What is required: Tell how many lines in the listing below contain the word "true", giving the number alone.

Supplied material:
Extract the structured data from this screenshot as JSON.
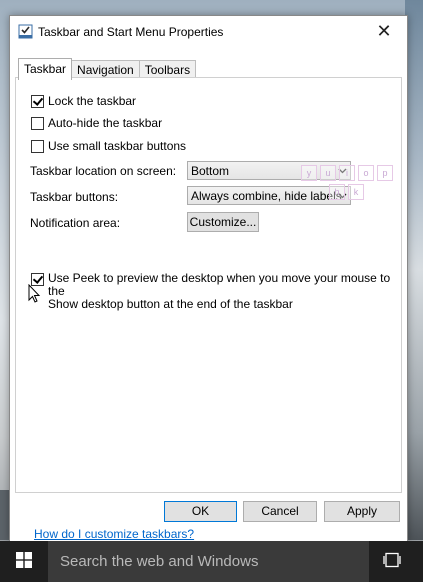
{
  "window": {
    "title": "Taskbar and Start Menu Properties",
    "close_glyph": "✕"
  },
  "tabs": [
    {
      "label": "Taskbar",
      "active": true
    },
    {
      "label": "Navigation",
      "active": false
    },
    {
      "label": "Toolbars",
      "active": false
    }
  ],
  "taskbar_tab": {
    "lock": {
      "label": "Lock the taskbar",
      "checked": true
    },
    "autohide": {
      "label": "Auto-hide the taskbar",
      "checked": false
    },
    "small_buttons": {
      "label": "Use small taskbar buttons",
      "checked": false
    },
    "location_label": "Taskbar location on screen:",
    "location_value": "Bottom",
    "buttons_label": "Taskbar buttons:",
    "buttons_value": "Always combine, hide labels",
    "notification_label": "Notification area:",
    "customize_label": "Customize...",
    "peek_line1": "Use Peek to preview the desktop when you move your mouse to the",
    "peek_line2": "Show desktop button at the end of the taskbar",
    "peek_checked": true,
    "help_link": "How do I customize taskbars?"
  },
  "ghost_keys": [
    "y",
    "u",
    "i",
    "o",
    "p",
    "h",
    "k"
  ],
  "footer": {
    "ok": "OK",
    "cancel": "Cancel",
    "apply": "Apply"
  },
  "os_taskbar": {
    "search_placeholder": "Search the web and Windows"
  },
  "colors": {
    "accent": "#0078d7",
    "link": "#0066cc",
    "taskbar_bg": "#1f1f1f",
    "search_bg": "#3a3a3a"
  }
}
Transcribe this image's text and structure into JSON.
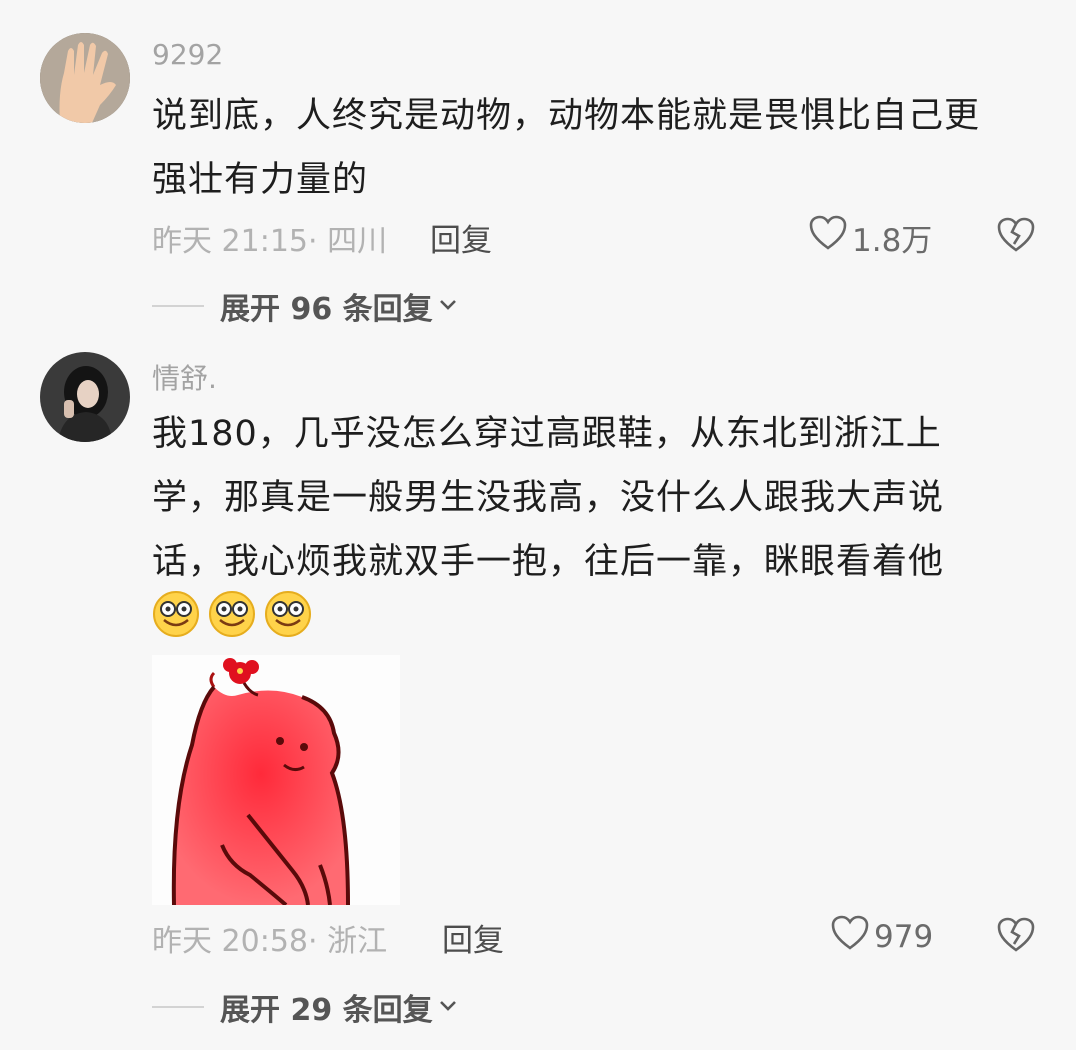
{
  "comments": [
    {
      "username": "9292",
      "text": "说到底，人终究是动物，动物本能就是畏惧比自己更\n强壮有力量的",
      "meta": "昨天 21:15· 四川",
      "reply_label": "回复",
      "likes": "1.8万",
      "expand_label": "展开 96 条回复"
    },
    {
      "username": "情舒.",
      "text": "我180，几乎没怎么穿过高跟鞋，从东北到浙江上\n学，那真是一般男生没我高，没什么人跟我大声说\n话，我心烦我就双手一抱，往后一靠，眯眼看着他",
      "meta": "昨天 20:58· 浙江",
      "reply_label": "回复",
      "likes": "979",
      "expand_label": "展开 29 条回复"
    }
  ],
  "colors": {
    "background": "#f7f7f7",
    "secondary_text": "#b2b2b2",
    "sticker_red": "#ff3d4a"
  }
}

Written reply: 3